The new lease forms part of the Sheffield City Council’s Heart of the City II plans, which has seen investment from the council to progress the major re-shaping of Sheffield city centre.
“Shops continue to play a crucial role in our brand story, alongside a strong ecommerce offering,” John Lewis Partnership property director Chris Harris said.
“Our focus is on ensuring that we have the right space in the right locations where our customers want to shop.
“We have had a presence in Sheffield for over 70 years and we have a loyal customer base in the city.
“As such, we are delighted to have agreed a new lease with Sheffield City Council and look forward to continuing to serve our Sheffield customers.”
The news comes after John Lewis Partnership chair Dame Sharon White recently revealed plans for a major shake-up of its business strategy, which includes a “rebalance” of the partnership’s store estate and a “digital-first” approach in department stores.
In her letter sent to 80,000 John Lewis and Watrose staff in late July, White also outlined other strategic steps such as a reduction of head office costs, a focus on home and nursery, providing John Lewis Home products within Waitrose stores, and working with third parties on private and affordable rental housing.
She said the aim was to help the John Lewis Partnership flourish after the coronavirus pandemic brought about new challenges.
Meanwhile earlier this month, the partnership permanently shut down eight John Lewis stores that have not yet reopened since lockdown restrictions were eased in mid-June.

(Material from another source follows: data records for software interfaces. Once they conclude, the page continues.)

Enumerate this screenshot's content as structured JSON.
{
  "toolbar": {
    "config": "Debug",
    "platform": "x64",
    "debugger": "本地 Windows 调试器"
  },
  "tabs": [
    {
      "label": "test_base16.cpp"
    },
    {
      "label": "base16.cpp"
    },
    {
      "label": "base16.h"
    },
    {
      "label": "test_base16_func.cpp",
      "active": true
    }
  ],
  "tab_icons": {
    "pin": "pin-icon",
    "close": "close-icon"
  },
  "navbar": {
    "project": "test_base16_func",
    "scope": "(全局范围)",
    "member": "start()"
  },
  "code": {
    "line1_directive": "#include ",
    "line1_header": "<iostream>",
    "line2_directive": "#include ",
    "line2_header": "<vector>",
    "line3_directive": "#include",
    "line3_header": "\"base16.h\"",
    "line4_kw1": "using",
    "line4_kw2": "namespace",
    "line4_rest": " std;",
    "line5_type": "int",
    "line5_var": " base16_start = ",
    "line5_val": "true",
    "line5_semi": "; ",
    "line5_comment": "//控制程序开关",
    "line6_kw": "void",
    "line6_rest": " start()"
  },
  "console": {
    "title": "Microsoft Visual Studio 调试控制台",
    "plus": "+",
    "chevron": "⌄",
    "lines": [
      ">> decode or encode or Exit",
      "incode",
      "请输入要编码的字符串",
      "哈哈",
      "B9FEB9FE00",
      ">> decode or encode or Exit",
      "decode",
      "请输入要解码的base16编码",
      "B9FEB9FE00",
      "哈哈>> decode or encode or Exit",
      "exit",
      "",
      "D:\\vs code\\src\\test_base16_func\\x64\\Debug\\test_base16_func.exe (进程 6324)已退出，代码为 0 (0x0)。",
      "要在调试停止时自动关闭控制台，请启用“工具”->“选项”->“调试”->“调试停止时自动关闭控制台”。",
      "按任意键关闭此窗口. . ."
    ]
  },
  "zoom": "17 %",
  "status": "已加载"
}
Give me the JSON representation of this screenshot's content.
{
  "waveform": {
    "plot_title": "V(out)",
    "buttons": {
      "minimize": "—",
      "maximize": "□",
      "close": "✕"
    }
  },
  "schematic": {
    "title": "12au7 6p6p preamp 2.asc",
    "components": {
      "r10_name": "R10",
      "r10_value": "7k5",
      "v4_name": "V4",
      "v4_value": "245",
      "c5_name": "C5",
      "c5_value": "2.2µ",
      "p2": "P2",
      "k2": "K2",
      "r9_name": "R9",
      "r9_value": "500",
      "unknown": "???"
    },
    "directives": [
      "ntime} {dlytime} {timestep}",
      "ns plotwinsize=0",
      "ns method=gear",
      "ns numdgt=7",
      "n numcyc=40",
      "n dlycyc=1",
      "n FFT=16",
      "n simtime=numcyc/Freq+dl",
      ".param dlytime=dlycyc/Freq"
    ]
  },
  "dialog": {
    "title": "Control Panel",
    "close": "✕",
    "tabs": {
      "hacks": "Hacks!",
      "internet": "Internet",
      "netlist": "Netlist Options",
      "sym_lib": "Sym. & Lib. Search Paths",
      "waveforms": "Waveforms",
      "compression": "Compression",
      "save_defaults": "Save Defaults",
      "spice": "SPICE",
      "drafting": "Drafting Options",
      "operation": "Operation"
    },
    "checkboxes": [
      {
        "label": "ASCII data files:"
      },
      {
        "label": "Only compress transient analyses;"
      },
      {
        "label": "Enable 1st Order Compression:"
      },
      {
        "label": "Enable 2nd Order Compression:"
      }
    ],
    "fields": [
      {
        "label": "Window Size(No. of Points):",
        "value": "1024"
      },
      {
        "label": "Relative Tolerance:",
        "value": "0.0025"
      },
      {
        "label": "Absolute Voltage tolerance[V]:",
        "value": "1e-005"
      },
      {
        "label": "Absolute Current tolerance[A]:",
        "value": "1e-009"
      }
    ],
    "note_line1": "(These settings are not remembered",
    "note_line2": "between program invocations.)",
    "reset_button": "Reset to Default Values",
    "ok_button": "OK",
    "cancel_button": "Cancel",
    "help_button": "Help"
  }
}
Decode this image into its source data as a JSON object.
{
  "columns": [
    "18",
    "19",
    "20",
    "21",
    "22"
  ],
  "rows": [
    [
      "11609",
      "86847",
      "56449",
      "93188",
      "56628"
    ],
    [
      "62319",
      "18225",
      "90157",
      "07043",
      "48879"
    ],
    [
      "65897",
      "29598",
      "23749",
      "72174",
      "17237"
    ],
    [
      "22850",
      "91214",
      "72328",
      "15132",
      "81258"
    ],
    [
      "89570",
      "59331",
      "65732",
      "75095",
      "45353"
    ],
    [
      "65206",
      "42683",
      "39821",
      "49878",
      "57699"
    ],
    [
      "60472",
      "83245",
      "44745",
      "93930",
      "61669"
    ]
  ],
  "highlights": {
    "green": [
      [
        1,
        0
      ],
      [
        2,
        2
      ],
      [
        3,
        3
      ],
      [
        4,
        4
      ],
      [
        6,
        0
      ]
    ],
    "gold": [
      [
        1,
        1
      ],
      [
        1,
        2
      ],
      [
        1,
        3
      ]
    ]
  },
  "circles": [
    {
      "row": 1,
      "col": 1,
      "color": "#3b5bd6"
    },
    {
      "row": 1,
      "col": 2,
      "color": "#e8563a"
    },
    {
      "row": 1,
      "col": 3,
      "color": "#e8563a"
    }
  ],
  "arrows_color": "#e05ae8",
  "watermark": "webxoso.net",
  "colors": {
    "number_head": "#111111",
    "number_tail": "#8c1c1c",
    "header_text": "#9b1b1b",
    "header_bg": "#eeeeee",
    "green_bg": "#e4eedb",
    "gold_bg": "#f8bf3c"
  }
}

The move placed 1300 jobs at risk of redundancy, and leaves John Lewis with 42 stores, as opposed to 50 before the lockdown.